Petitioner argues that the power consumption for 3767 Vineyard Way is nearly double that of 3772 Vineyard Way. (ECF No. 389 at 20). The Government responds that the Defendant and his spouse were the customers/subscribers for all power meters on the parcel and according to Hatfield, the 3767 Vineyard Way residence was utilizing lanterns and propane.
Petitioner argues that despite the fact that he is the subscriber/customer for all Avista Utility bills, it is merely a "hunch" that he was aware of the bills or the massive increase in power utilized. The Government counters that a magistrate is free to draw "reasonable inferences... from the material supplied to him by applicants for a warrant." Dougherty v. City of Covina, 654 F.3d 892, 898 (9th Cir. 2011)(quoting Illinois v. Gates, 462 U.S. at 238). The Government also notes that Petitioner fails to appreciate the fact that the massive power consumption lacked any fluctuation common with a change of seasons.
The Court does not find Petitioner's arguments convincing. The Court has reviewed the parties' arguments and finds that the 52-page affidavit supplied probable cause under the totality of the circumstances approach. United States v. Celestine, 324 F.3d 1095, 1102 (9th Cir. 2003).
The Court finds that based on the §2255 motion and the prior proceedings in the case, Petitioner is not entitled to relief. Petitioner's "Motion to Vacate, Set Aside, Or Correct Sentence Pursuant to Title 28 U.S.C.A. §2255" (ECF No. 373) is DENIED, as is his request for an evidentiary hearing to review the claim of ineffective assistance of trial counsel's failure to allegedly "raise a meritorious Fourth Amendment issue before the trial court." (ECF No. 400 at 28).

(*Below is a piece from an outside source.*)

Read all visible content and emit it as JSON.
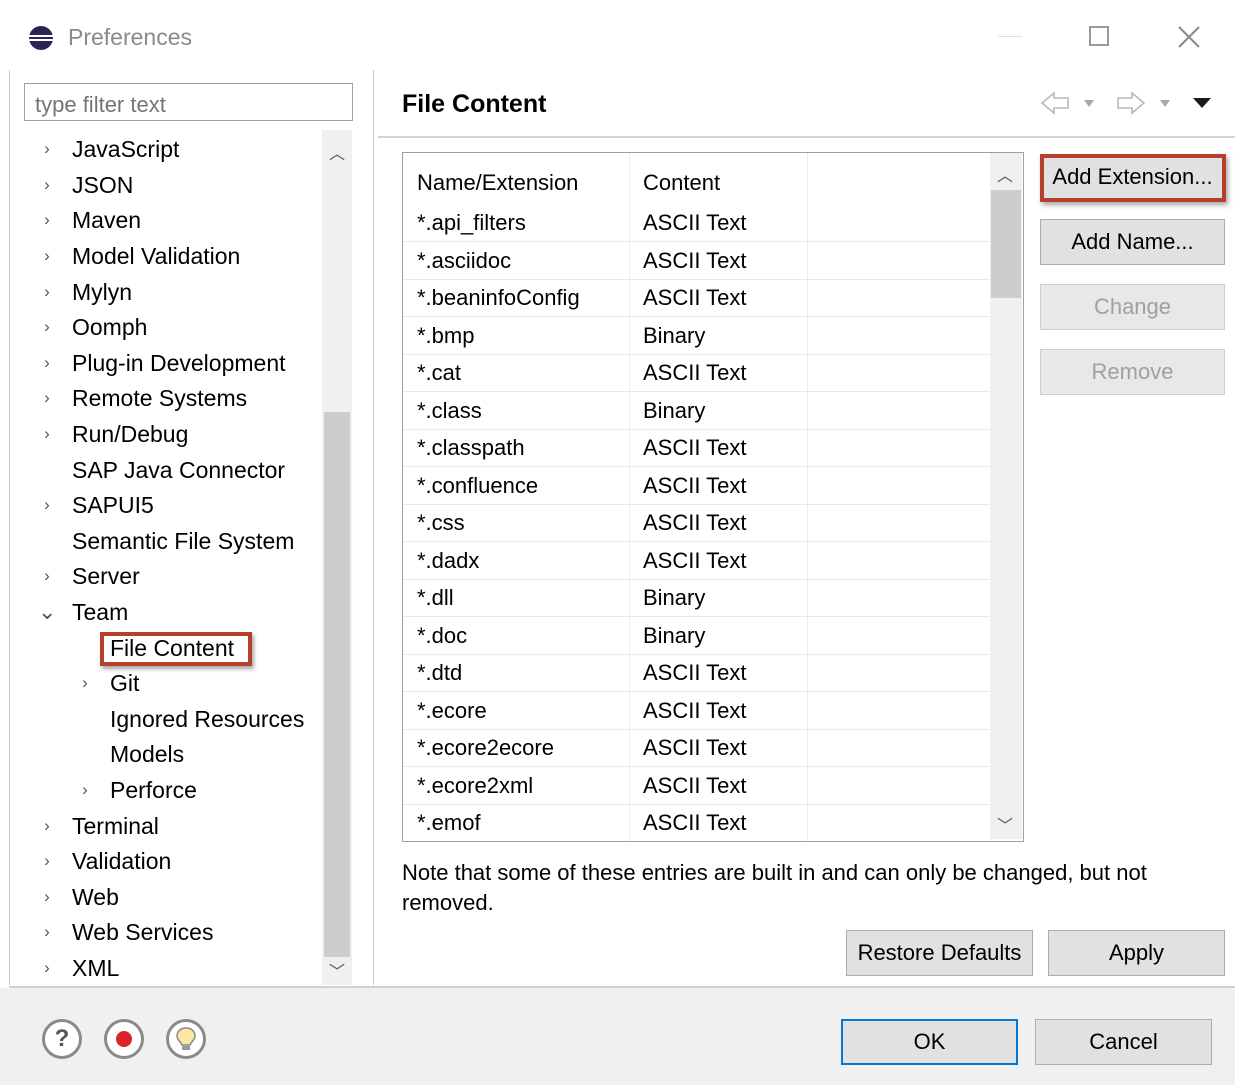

IT IS SO ORDERED. The District Court Executive is directed to file this Order.